# Task details
Within this material, state how many lines include the string "CONCATENATE". Reply with the number only.

(Data section begins)

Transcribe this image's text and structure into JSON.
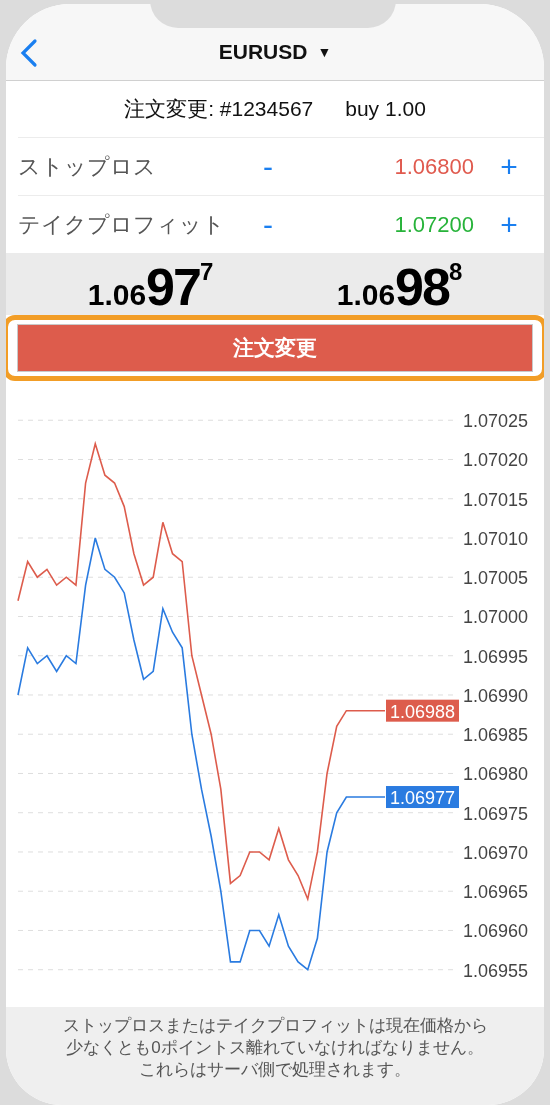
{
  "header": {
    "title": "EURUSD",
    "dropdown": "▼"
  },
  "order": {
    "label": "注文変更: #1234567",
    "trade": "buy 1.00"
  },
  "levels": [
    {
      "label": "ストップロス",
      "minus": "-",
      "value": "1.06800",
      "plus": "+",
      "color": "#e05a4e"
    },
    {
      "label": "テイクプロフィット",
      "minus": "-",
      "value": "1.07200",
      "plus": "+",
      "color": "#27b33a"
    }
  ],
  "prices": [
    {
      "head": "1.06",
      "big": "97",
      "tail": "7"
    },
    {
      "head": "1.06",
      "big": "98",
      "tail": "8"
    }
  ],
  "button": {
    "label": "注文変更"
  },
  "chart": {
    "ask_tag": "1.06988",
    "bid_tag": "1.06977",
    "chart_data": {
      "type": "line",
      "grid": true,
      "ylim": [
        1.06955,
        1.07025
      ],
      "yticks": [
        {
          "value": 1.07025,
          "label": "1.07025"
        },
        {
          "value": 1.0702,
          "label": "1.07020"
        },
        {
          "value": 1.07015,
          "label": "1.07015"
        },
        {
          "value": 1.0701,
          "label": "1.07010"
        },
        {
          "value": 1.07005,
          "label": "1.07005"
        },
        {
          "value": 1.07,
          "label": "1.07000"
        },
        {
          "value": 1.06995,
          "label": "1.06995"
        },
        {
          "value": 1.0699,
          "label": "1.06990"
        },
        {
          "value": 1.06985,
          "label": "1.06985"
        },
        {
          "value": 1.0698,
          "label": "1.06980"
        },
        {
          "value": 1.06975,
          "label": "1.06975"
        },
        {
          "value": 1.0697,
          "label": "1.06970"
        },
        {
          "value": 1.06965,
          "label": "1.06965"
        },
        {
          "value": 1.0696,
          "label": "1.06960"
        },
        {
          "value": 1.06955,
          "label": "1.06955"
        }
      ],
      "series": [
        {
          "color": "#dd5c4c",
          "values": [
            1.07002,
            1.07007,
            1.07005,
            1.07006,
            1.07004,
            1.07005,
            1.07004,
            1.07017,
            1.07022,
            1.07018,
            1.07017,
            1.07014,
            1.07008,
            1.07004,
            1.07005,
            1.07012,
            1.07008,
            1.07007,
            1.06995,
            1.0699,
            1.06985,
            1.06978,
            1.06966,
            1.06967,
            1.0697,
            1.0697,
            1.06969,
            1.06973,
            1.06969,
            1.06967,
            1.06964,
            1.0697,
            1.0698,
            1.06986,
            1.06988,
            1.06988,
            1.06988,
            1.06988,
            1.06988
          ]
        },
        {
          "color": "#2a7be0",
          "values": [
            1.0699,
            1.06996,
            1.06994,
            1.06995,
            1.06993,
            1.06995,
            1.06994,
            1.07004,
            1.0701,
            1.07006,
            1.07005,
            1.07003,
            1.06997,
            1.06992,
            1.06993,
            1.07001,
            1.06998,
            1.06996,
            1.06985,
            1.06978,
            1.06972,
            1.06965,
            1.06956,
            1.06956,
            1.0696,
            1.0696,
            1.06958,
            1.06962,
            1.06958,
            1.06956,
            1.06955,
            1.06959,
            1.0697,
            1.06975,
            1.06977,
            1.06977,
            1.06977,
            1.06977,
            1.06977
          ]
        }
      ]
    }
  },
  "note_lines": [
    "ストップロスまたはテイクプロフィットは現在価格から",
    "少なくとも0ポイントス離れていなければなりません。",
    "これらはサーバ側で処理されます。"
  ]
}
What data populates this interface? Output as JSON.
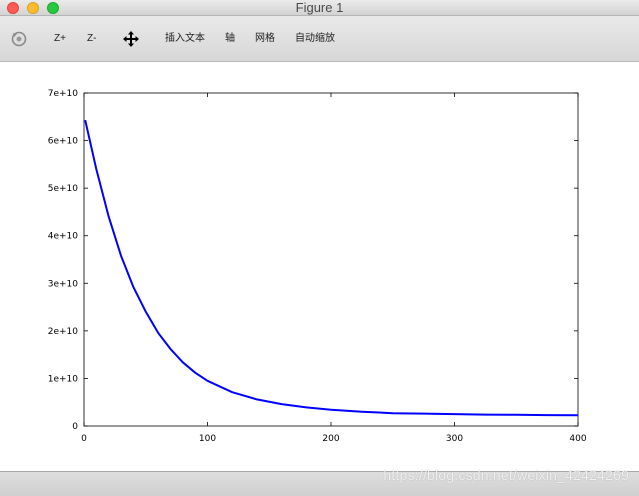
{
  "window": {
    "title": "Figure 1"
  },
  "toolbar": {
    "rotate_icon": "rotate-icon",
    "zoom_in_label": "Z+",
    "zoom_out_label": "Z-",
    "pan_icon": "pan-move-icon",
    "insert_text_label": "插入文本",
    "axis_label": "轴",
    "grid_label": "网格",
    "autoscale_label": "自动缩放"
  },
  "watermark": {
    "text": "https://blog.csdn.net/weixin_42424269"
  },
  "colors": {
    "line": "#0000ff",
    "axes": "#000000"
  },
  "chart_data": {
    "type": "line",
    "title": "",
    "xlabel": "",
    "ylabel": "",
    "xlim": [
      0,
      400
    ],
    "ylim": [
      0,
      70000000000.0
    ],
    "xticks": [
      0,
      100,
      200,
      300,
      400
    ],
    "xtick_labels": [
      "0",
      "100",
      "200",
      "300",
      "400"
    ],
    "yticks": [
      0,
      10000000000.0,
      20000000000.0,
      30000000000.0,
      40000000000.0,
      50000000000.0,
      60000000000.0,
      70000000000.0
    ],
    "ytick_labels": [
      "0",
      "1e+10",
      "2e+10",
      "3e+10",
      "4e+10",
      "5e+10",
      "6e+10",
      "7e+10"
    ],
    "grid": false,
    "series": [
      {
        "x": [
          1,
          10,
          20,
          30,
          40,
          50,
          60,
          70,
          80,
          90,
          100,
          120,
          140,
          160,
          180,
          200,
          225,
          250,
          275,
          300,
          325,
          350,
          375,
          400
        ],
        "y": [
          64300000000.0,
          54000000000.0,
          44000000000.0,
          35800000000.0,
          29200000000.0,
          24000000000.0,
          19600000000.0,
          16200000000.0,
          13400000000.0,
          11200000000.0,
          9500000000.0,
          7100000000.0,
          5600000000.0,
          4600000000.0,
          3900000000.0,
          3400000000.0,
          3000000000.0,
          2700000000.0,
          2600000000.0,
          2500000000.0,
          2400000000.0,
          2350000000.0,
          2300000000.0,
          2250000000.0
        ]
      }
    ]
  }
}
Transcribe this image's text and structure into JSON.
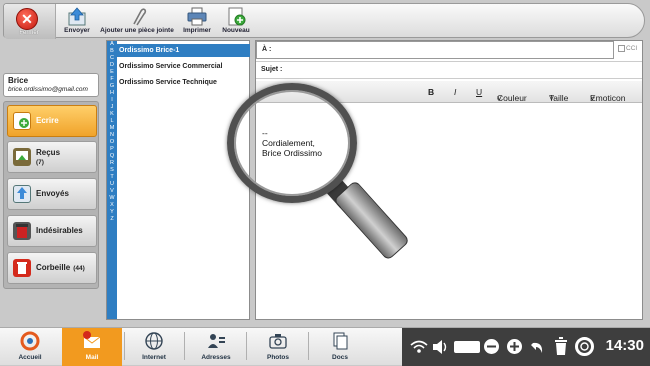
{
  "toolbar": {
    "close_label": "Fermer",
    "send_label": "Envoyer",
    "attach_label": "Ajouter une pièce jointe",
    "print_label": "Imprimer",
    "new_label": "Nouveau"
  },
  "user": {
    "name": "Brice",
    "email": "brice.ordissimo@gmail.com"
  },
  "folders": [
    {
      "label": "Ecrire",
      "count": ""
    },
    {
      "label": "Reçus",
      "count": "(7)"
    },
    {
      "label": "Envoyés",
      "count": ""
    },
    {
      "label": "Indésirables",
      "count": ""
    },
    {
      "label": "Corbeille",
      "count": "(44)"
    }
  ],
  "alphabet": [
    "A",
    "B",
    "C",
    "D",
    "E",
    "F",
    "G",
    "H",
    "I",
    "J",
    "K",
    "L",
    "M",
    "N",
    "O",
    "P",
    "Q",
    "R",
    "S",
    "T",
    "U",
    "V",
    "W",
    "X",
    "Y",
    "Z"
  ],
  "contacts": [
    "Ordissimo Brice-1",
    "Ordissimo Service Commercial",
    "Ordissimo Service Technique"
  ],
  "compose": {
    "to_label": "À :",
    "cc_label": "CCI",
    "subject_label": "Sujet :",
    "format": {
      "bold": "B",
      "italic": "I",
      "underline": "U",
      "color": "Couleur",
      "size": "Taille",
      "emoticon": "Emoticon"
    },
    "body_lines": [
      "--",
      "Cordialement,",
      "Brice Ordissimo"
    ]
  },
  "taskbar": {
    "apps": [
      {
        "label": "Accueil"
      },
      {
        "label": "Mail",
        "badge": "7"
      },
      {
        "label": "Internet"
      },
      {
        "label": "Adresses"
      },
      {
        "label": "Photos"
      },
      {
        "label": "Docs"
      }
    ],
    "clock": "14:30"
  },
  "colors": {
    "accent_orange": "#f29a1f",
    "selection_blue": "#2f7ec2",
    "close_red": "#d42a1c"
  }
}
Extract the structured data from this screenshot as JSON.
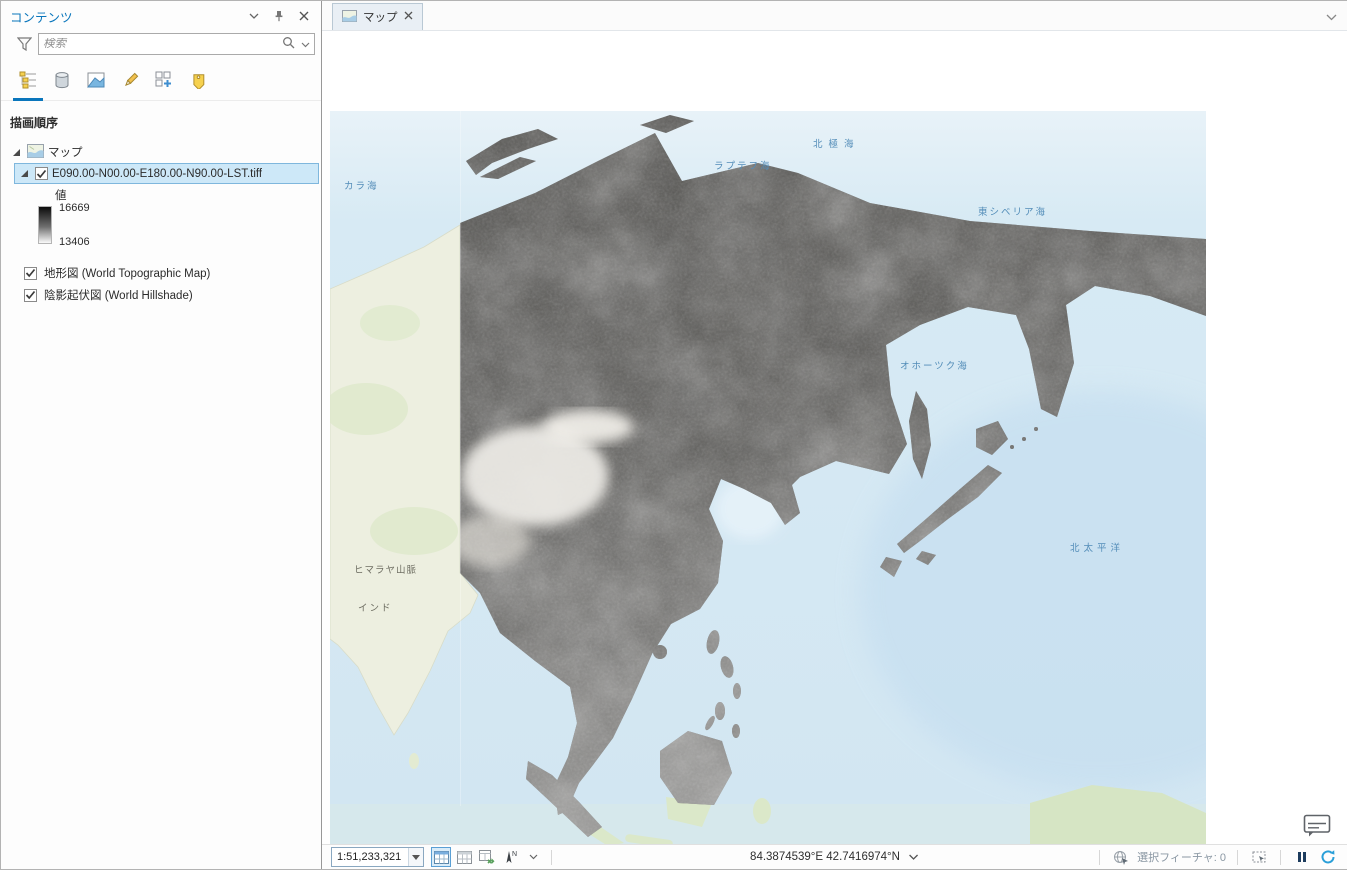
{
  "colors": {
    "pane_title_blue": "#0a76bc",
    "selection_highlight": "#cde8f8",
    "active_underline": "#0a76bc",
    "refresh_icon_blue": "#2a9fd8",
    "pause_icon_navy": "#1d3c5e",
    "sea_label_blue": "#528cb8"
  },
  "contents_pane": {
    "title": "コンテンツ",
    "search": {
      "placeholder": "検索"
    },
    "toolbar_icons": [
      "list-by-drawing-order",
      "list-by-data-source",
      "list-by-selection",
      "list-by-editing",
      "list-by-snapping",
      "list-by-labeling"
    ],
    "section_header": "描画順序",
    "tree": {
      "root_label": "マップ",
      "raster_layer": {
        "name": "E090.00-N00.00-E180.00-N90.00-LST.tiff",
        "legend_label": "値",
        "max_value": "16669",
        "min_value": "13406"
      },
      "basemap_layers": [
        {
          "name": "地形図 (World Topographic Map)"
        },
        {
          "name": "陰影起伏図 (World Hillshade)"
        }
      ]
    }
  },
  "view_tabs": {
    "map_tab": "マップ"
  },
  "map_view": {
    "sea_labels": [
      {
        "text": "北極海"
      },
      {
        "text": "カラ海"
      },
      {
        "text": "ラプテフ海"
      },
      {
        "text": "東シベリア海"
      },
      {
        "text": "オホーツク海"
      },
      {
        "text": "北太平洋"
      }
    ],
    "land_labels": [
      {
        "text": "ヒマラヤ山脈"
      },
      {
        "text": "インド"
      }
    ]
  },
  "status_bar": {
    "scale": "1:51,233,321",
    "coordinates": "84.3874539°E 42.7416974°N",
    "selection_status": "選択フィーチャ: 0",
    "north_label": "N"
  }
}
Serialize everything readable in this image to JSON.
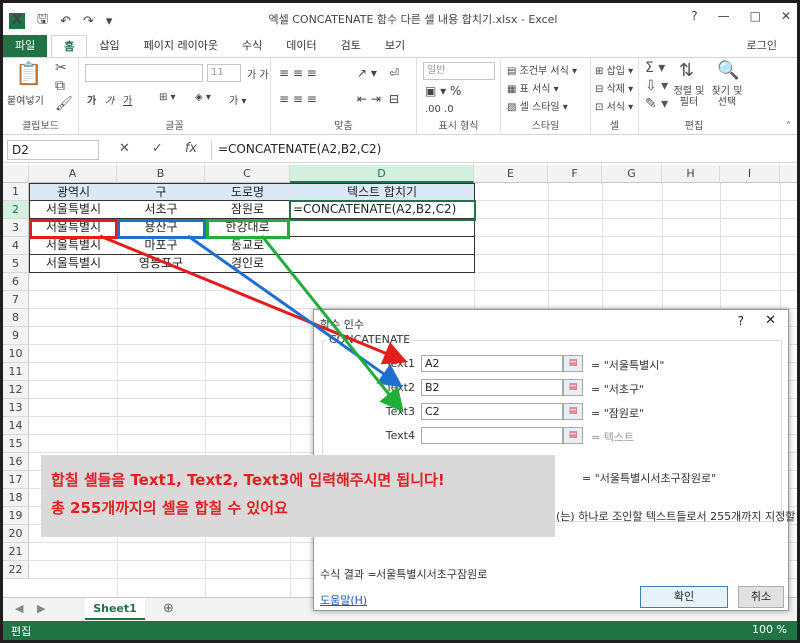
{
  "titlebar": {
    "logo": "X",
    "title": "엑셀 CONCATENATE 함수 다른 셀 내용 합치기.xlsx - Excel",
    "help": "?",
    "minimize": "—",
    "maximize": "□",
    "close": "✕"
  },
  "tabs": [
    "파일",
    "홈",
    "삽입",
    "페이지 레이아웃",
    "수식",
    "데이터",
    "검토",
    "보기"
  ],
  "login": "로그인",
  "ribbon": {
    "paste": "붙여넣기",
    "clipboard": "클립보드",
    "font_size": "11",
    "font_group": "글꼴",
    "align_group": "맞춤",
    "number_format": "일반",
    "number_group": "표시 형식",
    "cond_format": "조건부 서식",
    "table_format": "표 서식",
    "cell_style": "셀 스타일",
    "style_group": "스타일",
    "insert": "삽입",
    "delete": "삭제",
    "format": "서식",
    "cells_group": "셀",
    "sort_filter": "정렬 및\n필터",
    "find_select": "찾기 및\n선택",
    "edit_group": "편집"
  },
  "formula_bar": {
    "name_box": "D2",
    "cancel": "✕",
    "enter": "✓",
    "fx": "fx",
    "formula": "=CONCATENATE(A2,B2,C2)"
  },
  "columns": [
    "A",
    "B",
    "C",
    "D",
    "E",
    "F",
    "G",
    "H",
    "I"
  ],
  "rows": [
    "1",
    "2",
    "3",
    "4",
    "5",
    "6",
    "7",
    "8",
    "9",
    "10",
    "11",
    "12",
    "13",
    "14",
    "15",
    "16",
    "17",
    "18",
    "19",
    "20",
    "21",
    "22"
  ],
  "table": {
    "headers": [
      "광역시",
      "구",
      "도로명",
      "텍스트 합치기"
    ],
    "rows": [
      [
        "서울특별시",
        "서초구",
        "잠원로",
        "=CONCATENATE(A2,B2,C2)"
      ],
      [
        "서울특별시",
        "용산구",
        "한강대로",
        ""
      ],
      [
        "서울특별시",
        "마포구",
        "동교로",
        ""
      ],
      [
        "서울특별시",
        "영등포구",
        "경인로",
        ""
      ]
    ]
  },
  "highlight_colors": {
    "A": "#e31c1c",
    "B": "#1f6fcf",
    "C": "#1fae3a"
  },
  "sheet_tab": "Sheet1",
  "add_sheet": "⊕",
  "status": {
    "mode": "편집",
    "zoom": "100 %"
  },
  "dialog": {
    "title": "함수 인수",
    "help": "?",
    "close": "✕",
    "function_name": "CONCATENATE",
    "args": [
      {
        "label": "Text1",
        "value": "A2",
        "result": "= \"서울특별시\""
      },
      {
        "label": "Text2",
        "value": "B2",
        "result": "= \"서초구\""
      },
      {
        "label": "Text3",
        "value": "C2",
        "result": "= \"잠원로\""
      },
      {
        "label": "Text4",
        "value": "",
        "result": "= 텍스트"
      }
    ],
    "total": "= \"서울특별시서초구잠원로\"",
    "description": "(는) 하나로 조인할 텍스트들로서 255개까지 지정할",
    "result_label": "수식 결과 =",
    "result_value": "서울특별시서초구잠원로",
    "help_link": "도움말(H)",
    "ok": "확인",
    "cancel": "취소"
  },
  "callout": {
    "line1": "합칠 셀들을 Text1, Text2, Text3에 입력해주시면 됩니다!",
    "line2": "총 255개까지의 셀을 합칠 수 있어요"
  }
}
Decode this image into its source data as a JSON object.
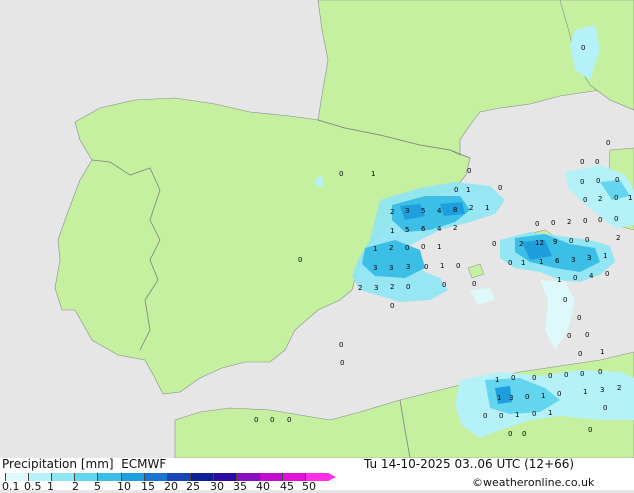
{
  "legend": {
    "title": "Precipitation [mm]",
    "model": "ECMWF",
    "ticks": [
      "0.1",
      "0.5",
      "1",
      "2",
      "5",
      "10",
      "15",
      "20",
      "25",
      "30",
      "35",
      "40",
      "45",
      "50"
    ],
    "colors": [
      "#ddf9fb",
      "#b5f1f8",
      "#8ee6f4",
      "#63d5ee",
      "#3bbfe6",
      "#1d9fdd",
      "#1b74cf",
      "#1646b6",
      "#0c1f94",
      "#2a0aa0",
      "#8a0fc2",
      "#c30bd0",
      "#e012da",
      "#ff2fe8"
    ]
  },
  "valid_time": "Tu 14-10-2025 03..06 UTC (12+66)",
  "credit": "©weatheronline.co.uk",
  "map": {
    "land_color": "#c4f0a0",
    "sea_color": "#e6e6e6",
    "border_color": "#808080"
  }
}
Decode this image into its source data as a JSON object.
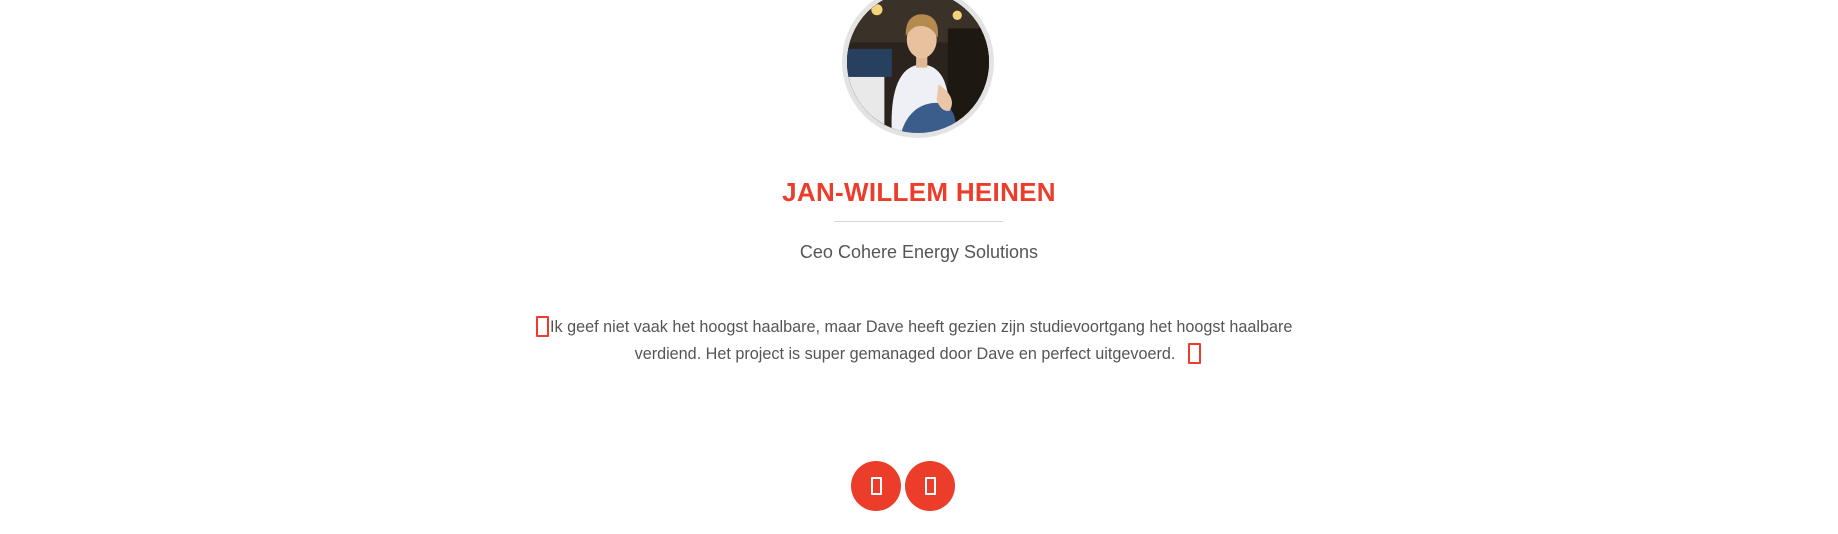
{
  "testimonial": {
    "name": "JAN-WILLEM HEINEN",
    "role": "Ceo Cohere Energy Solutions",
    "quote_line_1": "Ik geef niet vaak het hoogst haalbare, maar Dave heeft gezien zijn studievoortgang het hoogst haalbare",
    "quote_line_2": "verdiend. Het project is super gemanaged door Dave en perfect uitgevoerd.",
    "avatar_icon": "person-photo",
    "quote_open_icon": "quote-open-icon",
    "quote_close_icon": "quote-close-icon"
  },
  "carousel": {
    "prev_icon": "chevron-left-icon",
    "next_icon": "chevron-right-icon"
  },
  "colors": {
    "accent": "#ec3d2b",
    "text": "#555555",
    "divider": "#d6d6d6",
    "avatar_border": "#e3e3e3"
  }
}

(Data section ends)

# Expected answer
4